Advocacy for Respect for Cyclists
|Headquarters||Toronto, Ontario, Canada|
Number of employees
Advocacy for Respect for Cyclists (ARC) is a Toronto advocacy group formed in 1996. A group of cyclists felt a pressing need for an organization to advocate on behalf of the needs of cyclists after a period of time where two cyclists were killed by trucks and another two arrested on a Critical Mass ride. ARC was initially formed to lobby for a coroner's inquest and to help in the defense of the two cyclists arrested at Critical Mass. It has since expanded to provide support and legal advice to cyclists involved in accidents, to educate on cyclists' rights, and to hold direct actions aimed at changing society's dependence on the automobile.

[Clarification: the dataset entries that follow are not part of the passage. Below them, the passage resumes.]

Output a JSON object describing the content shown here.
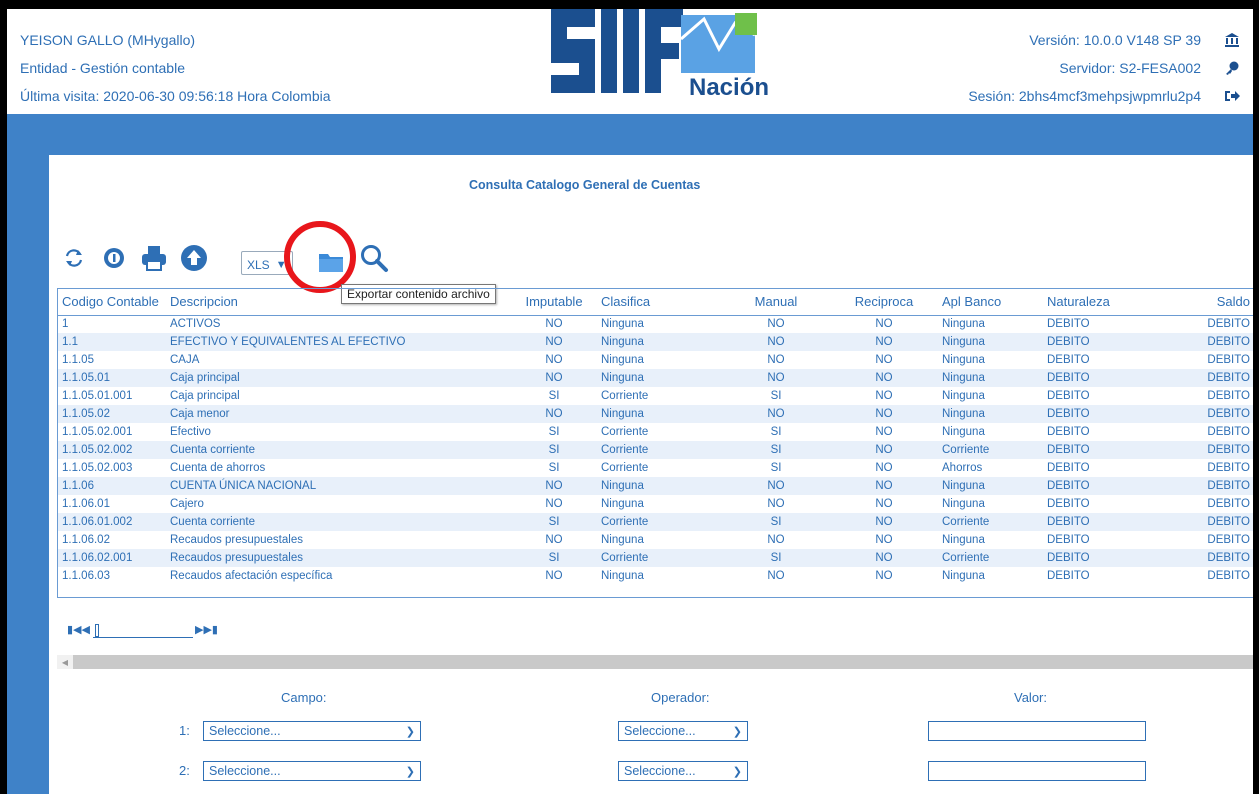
{
  "header": {
    "user": "YEISON GALLO (MHygallo)",
    "entity": "Entidad - Gestión contable",
    "last_visit": "Última visita: 2020-06-30 09:56:18 Hora Colombia",
    "version": "Versión: 10.0.0 V148 SP 39",
    "server": "Servidor: S2-FESA002",
    "session": "Sesión: 2bhs4mcf3mehpsjwpmrlu2p4",
    "logo_text": "SIIF",
    "logo_subtext": "Nación",
    "icons": [
      "bank-icon",
      "key-icon",
      "logout-icon"
    ]
  },
  "panel": {
    "title": "Consulta Catalogo General de Cuentas"
  },
  "toolbar": {
    "format_value": "XLS",
    "tooltip": "Exportar contenido archivo",
    "icons": [
      "refresh-icon",
      "info-icon",
      "print-icon",
      "upload-icon",
      "export-icon",
      "search-icon"
    ],
    "highlight_color": "#e8161b"
  },
  "table": {
    "columns": [
      "Codigo Contable",
      "Descripcion",
      "Imputable",
      "Clasifica",
      "Manual",
      "Reciproca",
      "Apl Banco",
      "Naturaleza",
      "Saldo"
    ],
    "rows": [
      [
        "1",
        "ACTIVOS",
        "NO",
        "Ninguna",
        "NO",
        "NO",
        "Ninguna",
        "DEBITO",
        "DEBITO"
      ],
      [
        "1.1",
        "EFECTIVO Y EQUIVALENTES AL EFECTIVO",
        "NO",
        "Ninguna",
        "NO",
        "NO",
        "Ninguna",
        "DEBITO",
        "DEBITO"
      ],
      [
        "1.1.05",
        "CAJA",
        "NO",
        "Ninguna",
        "NO",
        "NO",
        "Ninguna",
        "DEBITO",
        "DEBITO"
      ],
      [
        "1.1.05.01",
        "Caja principal",
        "NO",
        "Ninguna",
        "NO",
        "NO",
        "Ninguna",
        "DEBITO",
        "DEBITO"
      ],
      [
        "1.1.05.01.001",
        "Caja principal",
        "SI",
        "Corriente",
        "SI",
        "NO",
        "Ninguna",
        "DEBITO",
        "DEBITO"
      ],
      [
        "1.1.05.02",
        "Caja menor",
        "NO",
        "Ninguna",
        "NO",
        "NO",
        "Ninguna",
        "DEBITO",
        "DEBITO"
      ],
      [
        "1.1.05.02.001",
        "Efectivo",
        "SI",
        "Corriente",
        "SI",
        "NO",
        "Ninguna",
        "DEBITO",
        "DEBITO"
      ],
      [
        "1.1.05.02.002",
        "Cuenta corriente",
        "SI",
        "Corriente",
        "SI",
        "NO",
        "Corriente",
        "DEBITO",
        "DEBITO"
      ],
      [
        "1.1.05.02.003",
        "Cuenta de ahorros",
        "SI",
        "Corriente",
        "SI",
        "NO",
        "Ahorros",
        "DEBITO",
        "DEBITO"
      ],
      [
        "1.1.06",
        "CUENTA ÚNICA NACIONAL",
        "NO",
        "Ninguna",
        "NO",
        "NO",
        "Ninguna",
        "DEBITO",
        "DEBITO"
      ],
      [
        "1.1.06.01",
        "Cajero",
        "NO",
        "Ninguna",
        "NO",
        "NO",
        "Ninguna",
        "DEBITO",
        "DEBITO"
      ],
      [
        "1.1.06.01.002",
        "Cuenta corriente",
        "SI",
        "Corriente",
        "SI",
        "NO",
        "Corriente",
        "DEBITO",
        "DEBITO"
      ],
      [
        "1.1.06.02",
        "Recaudos presupuestales",
        "NO",
        "Ninguna",
        "NO",
        "NO",
        "Ninguna",
        "DEBITO",
        "DEBITO"
      ],
      [
        "1.1.06.02.001",
        "Recaudos presupuestales",
        "SI",
        "Corriente",
        "SI",
        "NO",
        "Corriente",
        "DEBITO",
        "DEBITO"
      ],
      [
        "1.1.06.03",
        "Recaudos afectación específica",
        "NO",
        "Ninguna",
        "NO",
        "NO",
        "Ninguna",
        "DEBITO",
        "DEBITO"
      ]
    ]
  },
  "filters": {
    "campo_label": "Campo:",
    "operador_label": "Operador:",
    "valor_label": "Valor:",
    "rows": [
      {
        "num": "1:",
        "campo": "Seleccione...",
        "operador": "Seleccione...",
        "valor": ""
      },
      {
        "num": "2:",
        "campo": "Seleccione...",
        "operador": "Seleccione...",
        "valor": ""
      }
    ]
  },
  "colors": {
    "accent": "#2e6fb5",
    "band": "#3f82c8",
    "row_alt": "#e8f0fa"
  }
}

In 1996, two cyclists were killed on the streets of Toronto, Erin Krauser and Martha Kennedy. With calls from ARC and other activists the City began a coroner's investigation. Along with representatives of Toronto Police, Ontario's Ministry of Transportation, the City of Toronto, the Toronto Transit Commission and the trucking industry, injury prevention professionals, ARC's volunteers sat on the committee to examine the conditions for the deaths of these cyclists.
The Coroner's report, titled A Report on Cycling Fatalities in Toronto 1986-1996: Recommendations for Reducing Cycling Injuries and Death was released in 1998. The points of the report that ARC felt were the most likely to reduce cyclists' injuries and death were revisions to the Highway Traffic Act, in particular that cyclists have the right of way over cars and pedestrians the right of way over cyclists; the creation of comprehensive on-street bike lanes and off-street trails; and side guards on large trucks to reduce the chances of cyclists being 'sucked' in by the large wheels.
ARC's mission is:
- Lobbying and education on issues of cyclists’ rights.
- Legal defense, support, and advice for survivors of car-bike collisions, and for cyclists unfairly charged with traffic offenses.
- Direct action and grassroots agitation directed at changing our society’s dependence on the automobile.